When you write out the records, keep every word exact and drop the pictures.

====== RECORDS FOR THIS TASK

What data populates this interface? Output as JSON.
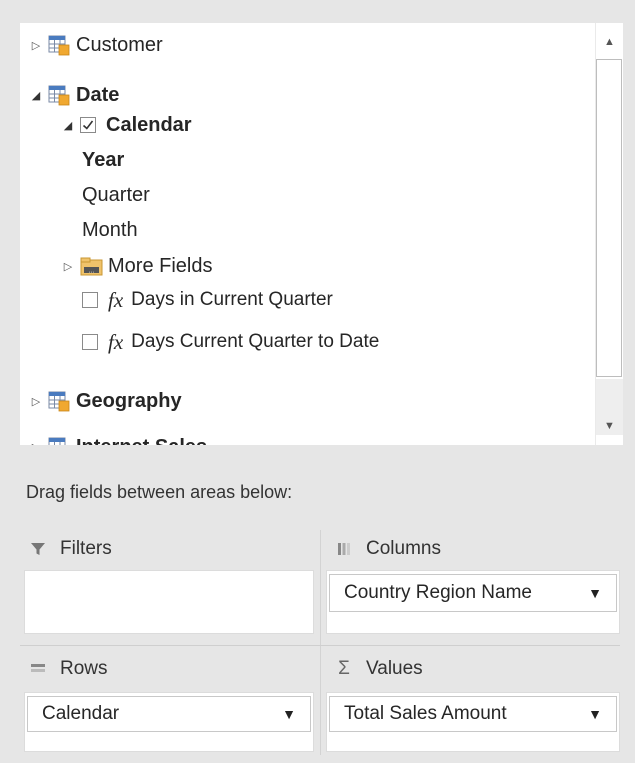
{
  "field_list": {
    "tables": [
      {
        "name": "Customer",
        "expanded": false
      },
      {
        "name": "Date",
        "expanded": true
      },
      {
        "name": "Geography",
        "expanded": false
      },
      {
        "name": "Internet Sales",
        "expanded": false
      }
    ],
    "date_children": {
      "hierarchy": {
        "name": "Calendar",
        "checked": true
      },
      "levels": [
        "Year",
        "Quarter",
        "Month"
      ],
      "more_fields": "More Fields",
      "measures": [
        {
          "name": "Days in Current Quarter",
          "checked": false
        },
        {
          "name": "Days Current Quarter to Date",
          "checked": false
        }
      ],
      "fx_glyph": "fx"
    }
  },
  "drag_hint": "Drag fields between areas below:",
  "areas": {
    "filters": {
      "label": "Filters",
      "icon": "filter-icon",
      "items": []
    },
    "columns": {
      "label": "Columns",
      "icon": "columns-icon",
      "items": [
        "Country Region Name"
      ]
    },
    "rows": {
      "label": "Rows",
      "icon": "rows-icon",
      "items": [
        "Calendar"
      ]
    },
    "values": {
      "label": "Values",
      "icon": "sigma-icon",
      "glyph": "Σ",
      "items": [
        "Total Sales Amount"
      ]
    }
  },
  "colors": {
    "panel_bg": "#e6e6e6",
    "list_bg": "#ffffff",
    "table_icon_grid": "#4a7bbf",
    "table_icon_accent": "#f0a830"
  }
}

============

*RESULT:*
What data populates this interface? Output as JSON.
{
  "field_list": {
    "tables": [
      {
        "name": "Customer",
        "expanded": false
      },
      {
        "name": "Date",
        "expanded": true
      },
      {
        "name": "Geography",
        "expanded": false
      },
      {
        "name": "Internet Sales",
        "expanded": false
      }
    ],
    "date_children": {
      "hierarchy": {
        "name": "Calendar",
        "checked": true
      },
      "levels": [
        "Year",
        "Quarter",
        "Month"
      ],
      "more_fields": "More Fields",
      "measures": [
        {
          "name": "Days in Current Quarter",
          "checked": false
        },
        {
          "name": "Days Current Quarter to Date",
          "checked": false
        }
      ],
      "fx_glyph": "fx"
    }
  },
  "drag_hint": "Drag fields between areas below:",
  "areas": {
    "filters": {
      "label": "Filters",
      "icon": "filter-icon",
      "items": []
    },
    "columns": {
      "label": "Columns",
      "icon": "columns-icon",
      "items": [
        "Country Region Name"
      ]
    },
    "rows": {
      "label": "Rows",
      "icon": "rows-icon",
      "items": [
        "Calendar"
      ]
    },
    "values": {
      "label": "Values",
      "icon": "sigma-icon",
      "glyph": "Σ",
      "items": [
        "Total Sales Amount"
      ]
    }
  },
  "colors": {
    "panel_bg": "#e6e6e6",
    "list_bg": "#ffffff",
    "table_icon_grid": "#4a7bbf",
    "table_icon_accent": "#f0a830"
  }
}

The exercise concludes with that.